The Los Angeles Times has a nice piece through the Laguna Beach Coastline Pilot on Amerikan Krazy:
Art and social commentary combine at BC Space
by Kathleen Luppi, firstname.lastname@example.org
During the early 1970s, photography wasn’t commonly accepted as fine art. Laguna Beach, even then known as an artists colony, was devoid of photography laboratories producing color and black and white prints.
But some, like photographers Mark Chamberlain and Jerry Burchfield, fought back against the idea.
Artist friends tried to discourage the two from opening a photography business and gallery in the coastal town, but Chamberlain and Burchfield were set on creating a studio that would meet the needs of their artwork and vision.
And 43 years later, BC Space, the nondescript gallery off Forest Avenue that never relied on advertising — other than a listing in the phone book — is still attracting audiences to its innovative shows and exhibitions, which often depict political, social and environmental issues.
That cultural unease and rebellion runs through the gallery’s current collection, “Amerikan Krazy: Life Out of Balance.” The assembled art — not just photographs — of more than 20 Southland artists was named after author and arts curator Henry James Korn’s latest book, Amerikan Krazy.
Korn, former arts and culture program development specialist for the Orange County Great Park in Irvine, wrote about the meaning of power in post-modern America and the conditions of contemporary life.
The exhibition, which features artists Jeff Gillette, Tom Lamb and Stephen Anderson, among others, spoofs theme parks, fast food restaurants and development.
Jacques Garnier’s black and white photograph “Ode to Failure” is a snapshot of a highway overpass.
Glenn Brooks’ “Good Meds Bad Meds” is an actual miniature bookcase — not a photo or a painting — that holds pill containers and a mask of a lifeless face.
Lynn Kubasek’s “Flag of My Brother” is a similar sort of artifact, in this case a replica of a flag made out of a striped military jacket.
“A lot of this is questioning American values, corporate power and abuse,” Chamberlain said. “War has been a constant theme, because it’s the most uncivilized and inhumane activity we can do.”
Chamberlain, a native of Dubuque, Iowa, earned a bachelor’s degree in political science and a master’s degree in business administration from the University of Iowa.
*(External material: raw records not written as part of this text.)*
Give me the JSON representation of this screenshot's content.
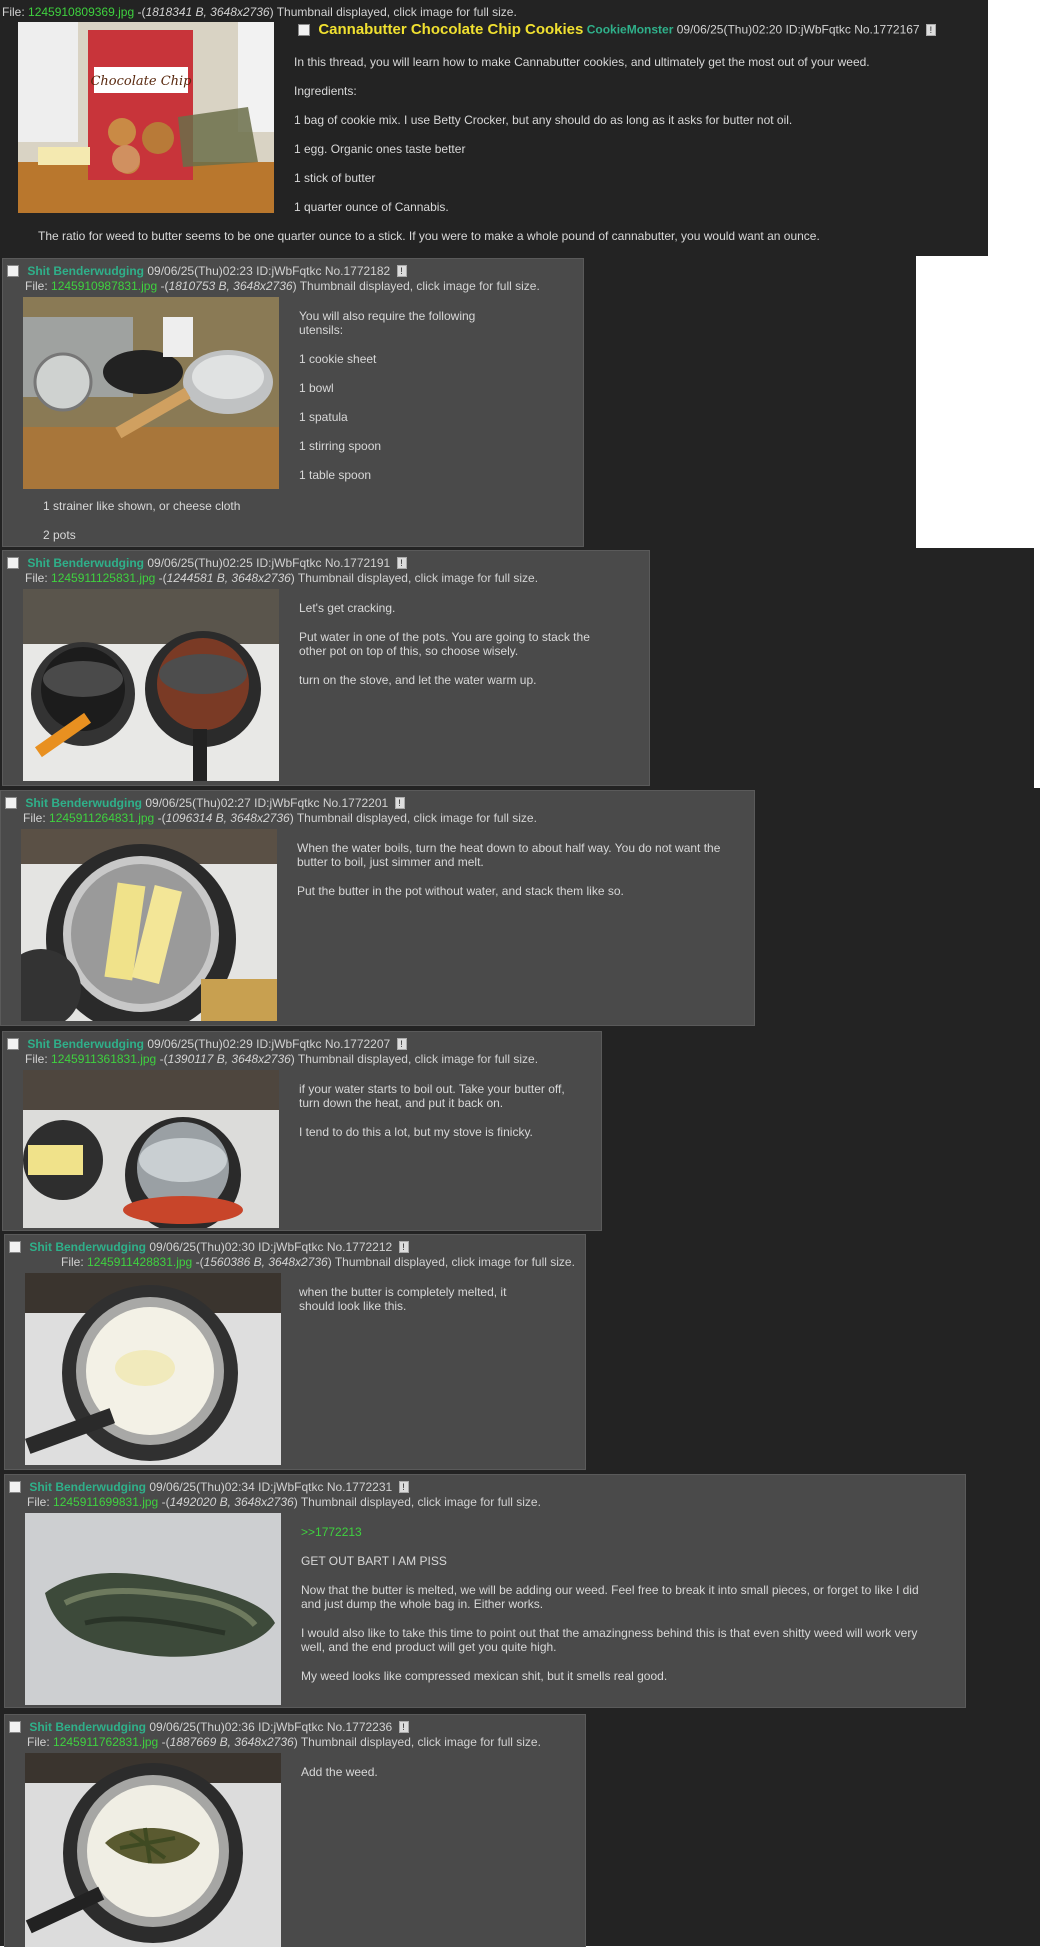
{
  "op": {
    "file_label": "File:",
    "file_name": "1245910809369.jpg",
    "file_info": "1818341 B, 3648x2736",
    "file_note": "Thumbnail displayed, click image for full size.",
    "title": "Cannabutter Chocolate Chip Cookies",
    "name": "CookieMonster",
    "date": "09/06/25(Thu)02:20",
    "id": "ID:jWbFqtkc",
    "no": "No.1772167",
    "body": [
      "In this thread, you will learn how to make Cannabutter cookies, and ultimately get the most out of your weed.",
      "Ingredients:",
      "1 bag of cookie mix. I use Betty Crocker, but any should do as long as it asks for butter not oil.",
      "1 egg. Organic ones taste better",
      "1 stick of butter",
      "1 quarter ounce of Cannabis."
    ],
    "ratio": "The ratio for weed to butter seems to be one quarter ounce to a stick. If you were to make a whole pound of cannabutter, you would want an ounce.",
    "thumb_text": "Chocolate Chip"
  },
  "replies": [
    {
      "name": "Shit Benderwudging",
      "date": "09/06/25(Thu)02:23",
      "id": "ID:jWbFqtkc",
      "no": "No.1772182",
      "file_label": "File:",
      "file_name": "1245910987831.jpg",
      "file_info": "1810753 B, 3648x2736",
      "file_note": "Thumbnail displayed, click image for full size.",
      "body": [
        "You will also require the following utensils:",
        "1 cookie sheet",
        "1 bowl",
        "1 spatula",
        "1 stirring spoon",
        "1 table spoon"
      ],
      "overflow": [
        "1 strainer like shown, or cheese cloth",
        "2 pots"
      ]
    },
    {
      "name": "Shit Benderwudging",
      "date": "09/06/25(Thu)02:25",
      "id": "ID:jWbFqtkc",
      "no": "No.1772191",
      "file_label": "File:",
      "file_name": "1245911125831.jpg",
      "file_info": "1244581 B, 3648x2736",
      "file_note": "Thumbnail displayed, click image for full size.",
      "body": [
        "Let's get cracking.",
        "Put water in one of the pots. You are going to stack the other pot on top of this, so choose wisely.",
        "turn on the stove, and let the water warm up."
      ]
    },
    {
      "name": "Shit Benderwudging",
      "date": "09/06/25(Thu)02:27",
      "id": "ID:jWbFqtkc",
      "no": "No.1772201",
      "file_label": "File:",
      "file_name": "1245911264831.jpg",
      "file_info": "1096314 B, 3648x2736",
      "file_note": "Thumbnail displayed, click image for full size.",
      "body": [
        "When the water boils, turn the heat down to about half way. You do not want the butter to boil, just simmer and melt.",
        "Put the butter in the pot without water, and stack them like so."
      ]
    },
    {
      "name": "Shit Benderwudging",
      "date": "09/06/25(Thu)02:29",
      "id": "ID:jWbFqtkc",
      "no": "No.1772207",
      "file_label": "File:",
      "file_name": "1245911361831.jpg",
      "file_info": "1390117 B, 3648x2736",
      "file_note": "Thumbnail displayed, click image for full size.",
      "body": [
        "if your water starts to boil out. Take your butter off, turn down the heat, and put it back on.",
        "I tend to do this a lot, but my stove is finicky."
      ]
    },
    {
      "name": "Shit Benderwudging",
      "date": "09/06/25(Thu)02:30",
      "id": "ID:jWbFqtkc",
      "no": "No.1772212",
      "file_label": "File:",
      "file_name": "1245911428831.jpg",
      "file_info": "1560386 B, 3648x2736",
      "file_note": "Thumbnail displayed, click image for full size.",
      "body": [
        "when the butter is completely melted, it should look like this."
      ]
    },
    {
      "name": "Shit Benderwudging",
      "date": "09/06/25(Thu)02:34",
      "id": "ID:jWbFqtkc",
      "no": "No.1772231",
      "file_label": "File:",
      "file_name": "1245911699831.jpg",
      "file_info": "1492020 B, 3648x2736",
      "file_note": "Thumbnail displayed, click image for full size.",
      "quote": ">>1772213",
      "body": [
        "GET OUT BART I AM PISS",
        "Now that the butter is melted, we will be adding our weed. Feel free to break it into small pieces, or forget to like I did and just dump the whole bag in. Either works.",
        "I would also like to take this time to point out that the amazingness behind this is that even shitty weed will work very well, and the end product will get you quite high.",
        "My weed looks like compressed mexican shit, but it smells real good."
      ]
    },
    {
      "name": "Shit Benderwudging",
      "date": "09/06/25(Thu)02:36",
      "id": "ID:jWbFqtkc",
      "no": "No.1772236",
      "file_label": "File:",
      "file_name": "1245911762831.jpg",
      "file_info": "1887669 B, 3648x2736",
      "file_note": "Thumbnail displayed, click image for full size.",
      "body": [
        "Add the weed."
      ]
    }
  ]
}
Two days after receiving his master’s, he was drafted into the Army.
His one-year tour of duty in South Korea during the Vietnam War would change his life.
While stationed overseas, Chamberlain picked up photography as a creative outlet. He took Korean language classes and met a photography instructor in the military crafts program who told him to capture deeper meanings when photographing subjects, landscapes and lifestyles.
When he returned home, Chamberlain wanted to open a photography gallery, so he headed to Los Angeles. He relocated to Laguna Beach when he learned that his brother-in-law was studying at UC Irvine.
When inquiring about submissions for the Laguna Beach Winter Festival of Arts, Chamberlain met Burchfield, and the two became the first to submit photographs for the festival.
Two years later, the friends formed a business partnership and opened BC Space.
The gallery, which can only be entered through a discreet steel door, is a former Masonic Lodge. When the artists took it over, the 900-square-foot studio quickly became a place for dialogue during contentious times locally and nationally.
In 1980, Chamberlain and Burchfield began to photographically document Laguna Canyon Road, to help preserve it and draw attention to the route’s importance. Over 30 years, at the beginning of each decade, the two took photographs of the length of the road, day and night.
With the help of artists, they created “The Tell” photomural and installed the giant work across from the Irvine Co.’s proposed Laguna Laurel Housing Project.
The statement of environmental destruction received coverage from CNN and Life magazine and attracted over 11,000 demonstrators. The land was released for public acquisition and is now part of the Laguna Wildnerness Park. “The Tell” was disassembled for storage after most sections were destroyed in the massive 1993 Laguna wildfire, which destroyed or severely damaged 441 homes and scorched thosands of acres.
Burchfield split from the business partnership in 1987. He and Chamberlain remained friends and collaborated on art projects together up until Burchfield’s death in 2009.
Chamberlain, the sole owner of BC Space, has since expanded the gallery’s exhibitions and said he continues to explore current art trends and mentor other artists.
“We just kept evolving,” Chamberlain said. “And I am very proud of that.”
What: “Amerikan Krazy: Life Out of Balance”
Where: BC Space, 235 Forest Ave., Laguna Beach
When: Runs until June 24; gallery hours by arrangement
Information: (949) 497-1880; bcspace.com